If you live in the city and own a dog, you should know your dog laws if you want your dog to stay out of trouble.
When you fall in love with a dog and bring it home, a visit from the police or a trip to a lawyer’s office is probably the furthest thing from your mind. But like many things in life, owning a dog comes with legal responsibilities, and if you avoid those responsibilities, you could find yourself in hot water, facing unpleasant and an expensive outcome. You’ve heard the old expression ” Ignorance of the law is no defense”, and it applies to handling your dog as much as it does to handling your own life.
Here are some basic dog laws you must be aware of when owning a dog.
License your dog
Dog owners are required to license their dogs with the city or, in unincorporated areas, the county.
Vaccinate for rabies
This is a requirement in most states, and you will need to supply proof of vaccination to obtain a license for your dog.
3. Clean up after your dog
Most cities require owners to clean up their dog’s poop immediately. If you‘ve ever stepped in dog poop, you know it’s the right thing to do anyway.
4. Obey leash laws
Leash laws are on the books for a good purpose. Using a leash is safer for you and your dog. Unleashed dogs can get hit by a car, run away or bite a person or other animal. Check your city’s official web site or call them to find out your city’s leash laws.

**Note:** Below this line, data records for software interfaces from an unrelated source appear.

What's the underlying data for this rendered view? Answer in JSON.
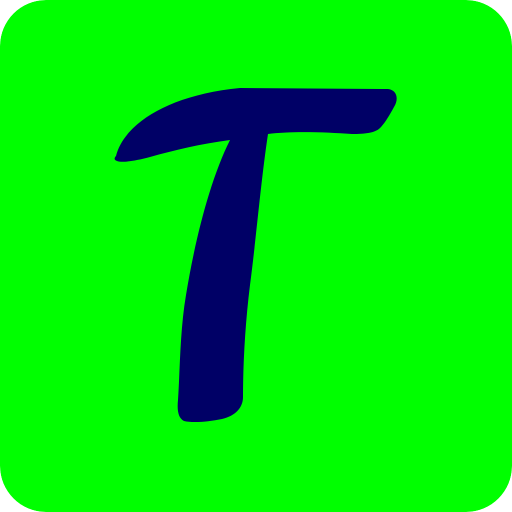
{
  "icon": {
    "name": "T app icon",
    "letter": "T",
    "colors": {
      "background": "#00ff00",
      "glyph": "#000066"
    }
  }
}
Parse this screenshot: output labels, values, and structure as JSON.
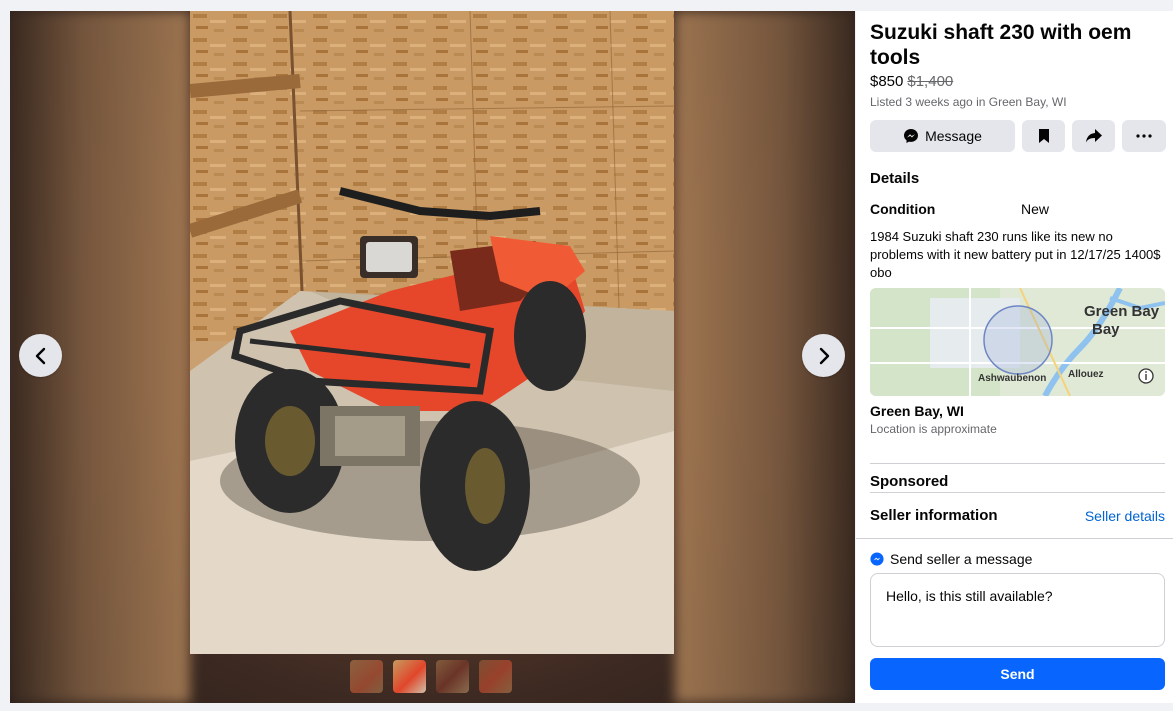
{
  "listing": {
    "title": "Suzuki shaft 230 with oem tools",
    "price": "$850",
    "original_price": "$1,400",
    "listed": "Listed 3 weeks ago in Green Bay, WI"
  },
  "actions": {
    "message_label": "Message"
  },
  "details": {
    "heading": "Details",
    "condition_label": "Condition",
    "condition_value": "New",
    "description": "1984 Suzuki shaft 230 runs like its new no problems with it new battery put in 12/17/25 1400$ obo"
  },
  "map": {
    "city_label": "Green Bay",
    "suburb_1": "Ashwaubenon",
    "suburb_2": "Allouez"
  },
  "location": {
    "name": "Green Bay, WI",
    "note": "Location is approximate"
  },
  "sponsored": "Sponsored",
  "seller": {
    "heading": "Seller information",
    "link": "Seller details"
  },
  "message": {
    "heading": "Send seller a message",
    "value": "Hello, is this still available?",
    "send_label": "Send"
  },
  "colors": {
    "accent": "#0866ff",
    "link": "#0064d1",
    "button_bg": "#e4e6eb"
  },
  "icons": [
    "chevron-left-icon",
    "chevron-right-icon",
    "messenger-icon",
    "bookmark-icon",
    "share-icon",
    "more-icon",
    "info-icon"
  ]
}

Landlords and pets
Don’t sign a lease that prohibits you from having a dog if you already own one or plan to adopt one soon. It will not matter if the landlord or manager verbally assures you that it’s okay. You may end up being evicted and having to hastily start searching for a new apartment that allows pets. The worst scenario and the most heartbreaking of all would be having to take your dog to an animal shelter out of sheer desperation. Moving is the number one reason people abandon their pets, and about half of those animals end up being euthanized.
You are legally responsible for keeping your dog from hurting people or damaging property. If you don’t, you may have to pay for someone’s medical bills, lost wages, and possibly even for “pain and suffering”. You could also be subject to a fine.
Most cities have ordinances against dogs going on bark-a-thons, or at least general noise ordinances that include loud barking dogs. If your dog repeatedly barks long and loud and someone complains, you could end up having to pay a fine or even worse, be forced to get rid of your dog.
Owning a dog requires that you know your dog laws and obey them. A pet dog always brings increased responsibilities to your life. Be sure you know what those responsibilities are and be prepared to handle them. Being a responsible dog owner is as important to the well-being of your dog as it is to you.